Faces for June 10, 2018
- Rachel Bursik, Victoria Greer and D’Andre Robinson were the recipients of the University of Wisconsin-Superior 2018 Chancellor’s Leadership Award. This award is given to members of the graduating class who are committed to personal growth and have made a positive contribution to their peers, campus and community.
A double major in math secondary education and English secondary education, Bursik, of Stillwater, Minn., has been an active member of the campus community. She has been involved with residence life as a resident assistant, tutor and supplemental instruction leader for the educational success center, a member of Sigma Tau Delta, the Yellowjacket Activities Crew, Residence Hall Association, and the Mascot Team, as well as a board member of Dean’s Student Advisory, and Future Teachers Association. Bursik is a bachelor of arts degree candidate with Magna Cum Laude honors. After graduation, Bursik will teach mathematics at Hidden Oaks Middle School in Prior Lake, Minn.
Greer, of Kansas City, Mo., has been successful in a wide variety of academic, professional and personal settings. Majoring in English education and an individually designed major in Spanish secondary education, she has been involved as resident assistant, assistant hall manager, and hall manager in residence life, an inducted member of Wisconsin-Superior’s chapter of the English honor society, Sigma Tau Delta, and served as a student advisor in Residence Hall Association. Greer is a bachelor of arts degree candidate with Summa Cum Laude honors. Following graduation, Greer will teach Spanish to Luck (Wis.) School District students in grades 7-12 and exploratory classes to younger students.
Robinson is a double major in communications – digital cinema track, and sociology. He has served as president for the past two years of the Black Student Union and has acted as a leadership mentor through the Office of Multicultural Affairs. A McNair scholar, he is also a member of Wisconsin-Superior’s Sociology and Anthropology Club. Off campus, Robinson has been involved with the NAACP. He is a bachelor of science degree candidate with Magna Cum Laude honors. Robinson, of Minneapolis, will continue his education with graduate studies at the University of Minnesota Duluth.

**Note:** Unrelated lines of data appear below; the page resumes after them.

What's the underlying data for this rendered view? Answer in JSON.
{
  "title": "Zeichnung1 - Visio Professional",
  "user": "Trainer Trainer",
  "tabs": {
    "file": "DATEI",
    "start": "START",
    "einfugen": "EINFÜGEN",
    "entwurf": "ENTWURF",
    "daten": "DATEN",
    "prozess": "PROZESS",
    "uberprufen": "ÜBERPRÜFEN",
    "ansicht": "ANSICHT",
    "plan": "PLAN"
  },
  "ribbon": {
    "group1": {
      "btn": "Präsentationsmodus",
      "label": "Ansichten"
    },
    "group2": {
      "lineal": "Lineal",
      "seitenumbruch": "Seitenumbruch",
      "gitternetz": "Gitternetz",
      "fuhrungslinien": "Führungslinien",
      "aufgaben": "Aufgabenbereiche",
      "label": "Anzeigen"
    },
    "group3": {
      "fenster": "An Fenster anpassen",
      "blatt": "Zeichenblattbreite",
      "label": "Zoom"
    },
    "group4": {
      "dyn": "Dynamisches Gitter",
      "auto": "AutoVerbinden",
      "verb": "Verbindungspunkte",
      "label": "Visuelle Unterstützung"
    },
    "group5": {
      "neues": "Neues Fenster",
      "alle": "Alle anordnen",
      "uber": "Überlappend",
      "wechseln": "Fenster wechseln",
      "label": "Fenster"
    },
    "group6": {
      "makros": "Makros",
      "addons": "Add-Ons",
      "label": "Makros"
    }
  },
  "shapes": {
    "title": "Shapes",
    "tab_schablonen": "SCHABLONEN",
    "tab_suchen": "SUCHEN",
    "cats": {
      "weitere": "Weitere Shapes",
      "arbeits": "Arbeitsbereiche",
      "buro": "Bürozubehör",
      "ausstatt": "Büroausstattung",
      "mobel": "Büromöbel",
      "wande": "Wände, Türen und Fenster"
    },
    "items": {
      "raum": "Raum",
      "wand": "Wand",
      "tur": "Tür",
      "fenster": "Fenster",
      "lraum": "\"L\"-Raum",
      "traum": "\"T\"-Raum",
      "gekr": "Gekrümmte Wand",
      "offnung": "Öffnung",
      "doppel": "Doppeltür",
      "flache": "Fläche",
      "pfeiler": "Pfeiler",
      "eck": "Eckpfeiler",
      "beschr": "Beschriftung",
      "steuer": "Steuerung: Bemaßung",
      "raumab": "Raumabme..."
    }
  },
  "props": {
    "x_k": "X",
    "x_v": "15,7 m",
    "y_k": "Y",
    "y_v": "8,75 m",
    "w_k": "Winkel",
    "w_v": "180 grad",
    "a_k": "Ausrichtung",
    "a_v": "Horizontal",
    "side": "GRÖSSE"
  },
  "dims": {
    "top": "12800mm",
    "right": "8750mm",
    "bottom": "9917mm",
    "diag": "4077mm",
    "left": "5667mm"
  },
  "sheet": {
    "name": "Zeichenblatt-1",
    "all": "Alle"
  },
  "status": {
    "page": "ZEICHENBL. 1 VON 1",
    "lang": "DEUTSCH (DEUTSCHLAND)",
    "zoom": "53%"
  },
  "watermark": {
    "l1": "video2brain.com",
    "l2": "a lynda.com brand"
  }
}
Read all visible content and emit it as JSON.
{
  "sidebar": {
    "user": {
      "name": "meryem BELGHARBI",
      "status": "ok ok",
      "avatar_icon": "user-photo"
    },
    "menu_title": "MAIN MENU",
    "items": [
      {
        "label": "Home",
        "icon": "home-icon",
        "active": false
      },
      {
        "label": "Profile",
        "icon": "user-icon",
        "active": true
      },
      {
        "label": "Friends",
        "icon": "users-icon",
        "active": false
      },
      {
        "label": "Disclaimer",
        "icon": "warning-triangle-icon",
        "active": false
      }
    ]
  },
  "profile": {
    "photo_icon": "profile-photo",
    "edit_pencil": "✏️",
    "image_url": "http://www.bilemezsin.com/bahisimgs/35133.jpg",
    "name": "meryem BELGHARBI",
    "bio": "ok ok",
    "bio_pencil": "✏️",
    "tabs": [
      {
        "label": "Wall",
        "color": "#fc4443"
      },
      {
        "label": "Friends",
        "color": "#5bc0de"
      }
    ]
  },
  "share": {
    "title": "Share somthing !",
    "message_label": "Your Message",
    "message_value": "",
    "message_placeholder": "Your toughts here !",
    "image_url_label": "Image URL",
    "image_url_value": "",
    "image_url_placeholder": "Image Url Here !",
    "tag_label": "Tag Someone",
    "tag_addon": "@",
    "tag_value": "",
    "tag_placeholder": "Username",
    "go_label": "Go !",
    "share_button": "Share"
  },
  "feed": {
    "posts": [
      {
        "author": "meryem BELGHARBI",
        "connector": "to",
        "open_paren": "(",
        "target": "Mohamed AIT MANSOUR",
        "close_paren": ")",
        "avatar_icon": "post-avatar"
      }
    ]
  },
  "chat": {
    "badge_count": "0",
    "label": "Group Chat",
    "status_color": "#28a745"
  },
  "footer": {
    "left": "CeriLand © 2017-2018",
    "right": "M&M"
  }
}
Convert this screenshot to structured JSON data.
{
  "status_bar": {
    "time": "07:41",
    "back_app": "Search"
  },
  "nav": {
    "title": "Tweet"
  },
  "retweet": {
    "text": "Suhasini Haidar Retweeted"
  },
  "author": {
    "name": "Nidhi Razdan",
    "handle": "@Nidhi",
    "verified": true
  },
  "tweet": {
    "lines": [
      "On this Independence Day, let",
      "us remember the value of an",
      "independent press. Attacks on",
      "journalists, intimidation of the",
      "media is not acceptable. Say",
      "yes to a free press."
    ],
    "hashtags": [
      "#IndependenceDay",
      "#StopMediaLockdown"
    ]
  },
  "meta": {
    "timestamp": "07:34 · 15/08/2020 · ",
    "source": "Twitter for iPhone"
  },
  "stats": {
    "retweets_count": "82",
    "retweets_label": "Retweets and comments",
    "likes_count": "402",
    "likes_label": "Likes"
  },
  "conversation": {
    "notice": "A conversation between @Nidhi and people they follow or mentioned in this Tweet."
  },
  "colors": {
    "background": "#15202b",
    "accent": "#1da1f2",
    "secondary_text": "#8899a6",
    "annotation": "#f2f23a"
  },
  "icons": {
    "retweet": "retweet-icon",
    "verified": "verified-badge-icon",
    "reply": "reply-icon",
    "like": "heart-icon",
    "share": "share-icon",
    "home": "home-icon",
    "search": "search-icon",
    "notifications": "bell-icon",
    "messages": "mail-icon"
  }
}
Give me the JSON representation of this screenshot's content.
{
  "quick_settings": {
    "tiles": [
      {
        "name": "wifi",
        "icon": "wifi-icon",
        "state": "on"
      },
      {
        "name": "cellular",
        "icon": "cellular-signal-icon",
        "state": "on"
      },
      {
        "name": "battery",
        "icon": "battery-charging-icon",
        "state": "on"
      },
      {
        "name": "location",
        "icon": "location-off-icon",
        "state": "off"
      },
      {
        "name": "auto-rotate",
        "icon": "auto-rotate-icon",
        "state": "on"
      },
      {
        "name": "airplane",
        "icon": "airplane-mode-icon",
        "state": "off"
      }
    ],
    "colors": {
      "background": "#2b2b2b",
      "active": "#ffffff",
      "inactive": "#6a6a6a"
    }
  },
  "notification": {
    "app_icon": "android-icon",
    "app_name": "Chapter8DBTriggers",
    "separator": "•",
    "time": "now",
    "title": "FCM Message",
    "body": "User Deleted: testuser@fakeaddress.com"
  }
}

- After completing with other sixth-, seventh- and eighth-graders, Chase Baumgarten and Colin McShane, sixth-graders at Stella Maris Academy in Duluth, were selected to represent Minnesota at the National History Day Contest at the University of Maryland, College Park, in June. Of 27,000 participants in Minnesota, they were among 64 students advancing to nationals where they will meet and compete with students from across the United States as well as Guam, American Samoa, Europe and Asia.
- John Nipp and Beth Payne recently participated in the Northeast Minnesota Regional Science Fair at the University of Minnesota Duluth. They received first place for their project “Blocking Radiation.” They also received best overall chemistry project at the event. They competed at the State Science Fair in the Twin Cities in April and received honorable mention. Nipp and Payne are both seniors at Lakeview Christian Academy.
- Katrina Ziells, a Cloquet Senior High School senior, was honored Jan. 27 at the Science Museum of Minnesota’s Native American Science Fusion Series events. This award is given to a Minnesota Native American high school student that has shown exceptional achievement and or passion for a STEM (science, technology, engineering or math) related field of study, in or outside of the classroom. Ziells was nominated by her research teacher/mentor Dr. Cynthia Welsh. Ziells was given special assistance on her project/paper — titled “The correlation between video game/screen time usage and academic performance, visual-spatial skills and attention span” — from Dr. Nicole Nowak-Saenz, behavioral science professor from the College of St. Scholastica, and William Bauer, Cloquet Schools Technology Specialist. Katrina’s research looks at the effects of video game playing and screen time, while also incorporating a measure of 3D mental rotation, combined with a novel online Stroop effect test. Ziells presented this project at the MN Academy of Science State Science Fair in April and her paper at the Junior Science & Humanities Symposium on March 24.
Cloquet Middle School teachers William Bauer, Lindsey Gallaher and Dr. Cynthia Welsh, along with 11 Cloquet Middle School students Zach Line, Joseph Peterson, Frankie Halverson, Jordyn Rahkola, Anna Berg, Macie Majerle, Aili Buytaert, Shaydon Thompson, Aaliyah Finch, Timber Latvala, and Tanner Byard presented their research at the Science Museum of Minnesota on Jan. 27.